The Play-House of the Ridiculous initially developed out of a collaboration between John Vaccaro and Ronald Tavel. In 1965, they staged Tavel’s one-acts The Life of Juanita Castro and Shower at a little gallery on 89 East Tenth Street, between Third and Fourth Avenues. “That street was originally inhabited by de Kooning and Jackson Pollock and all those types of artists,” recalled Vaccaro. “It was an art gallery called the Coda, and we had sixty folding chairs and no theater lights.” Vaccaro also directed the Tavel plays Screen Test, Indira Gandhi’s Daring Device, and The Life of Lady Godiva. The transgender glam-punk rocker and Off-Off-Broadway performer Jayne County (then known as Wayne County) recalled seeing the latter show in 1967, not long after she arrived in New York. “My mind was blown, totally blown. It was a life-changer,” County said. “First of all, I was shocked and very embarrassed. It hadn’t been that long since I had just come from Georgia, so I really had a lot of that little farm girl in me. The scene that really got me was when Ruby Lynn Reyner was fucking a wooden horse, and I had never seen anything like that. It embarrassed me. But it was genius, of course, genius.” Tavel and Vaccaro first called themselves Theater of the Ridiculous, but after city officials harassed them for running an unlicensed theater they became the Play-House of the Ridiculous Repertory Club, a semantic sleight of hand that allowed them to evade the letter of the law.

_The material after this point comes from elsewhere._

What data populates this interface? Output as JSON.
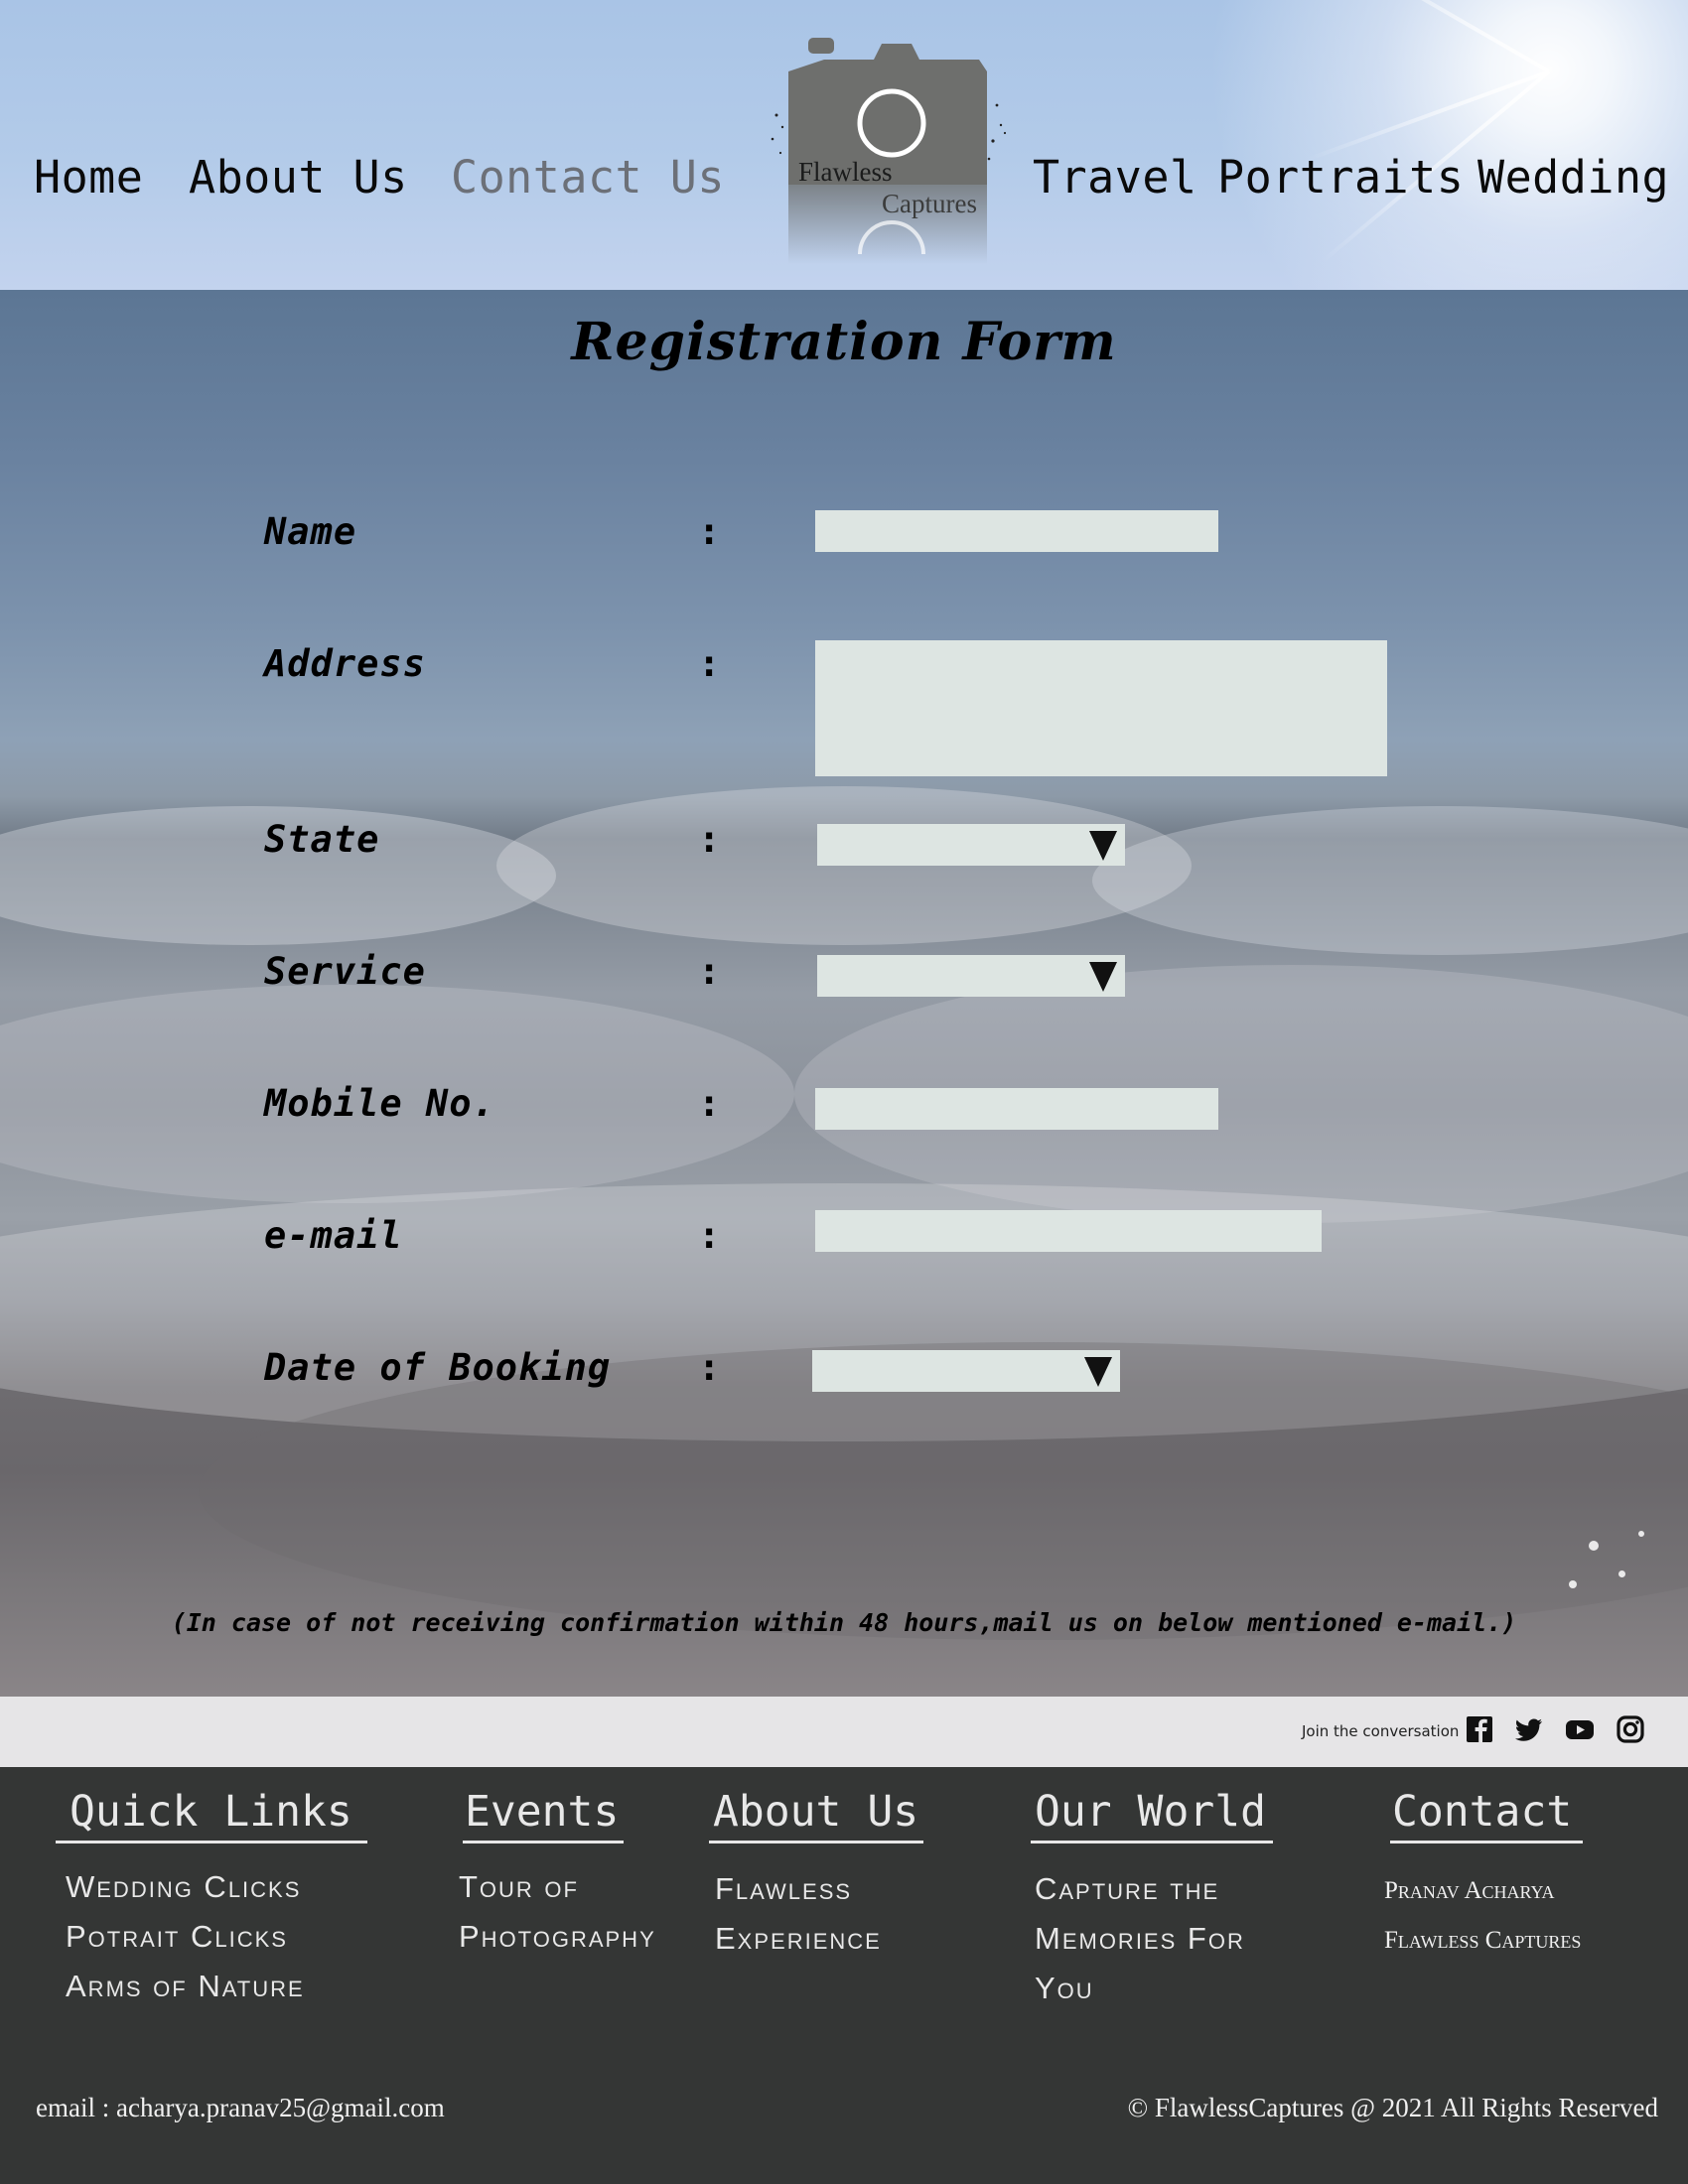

From Chapter 16 of The Downtown Pop Underground — order online, or from a local independent bookstore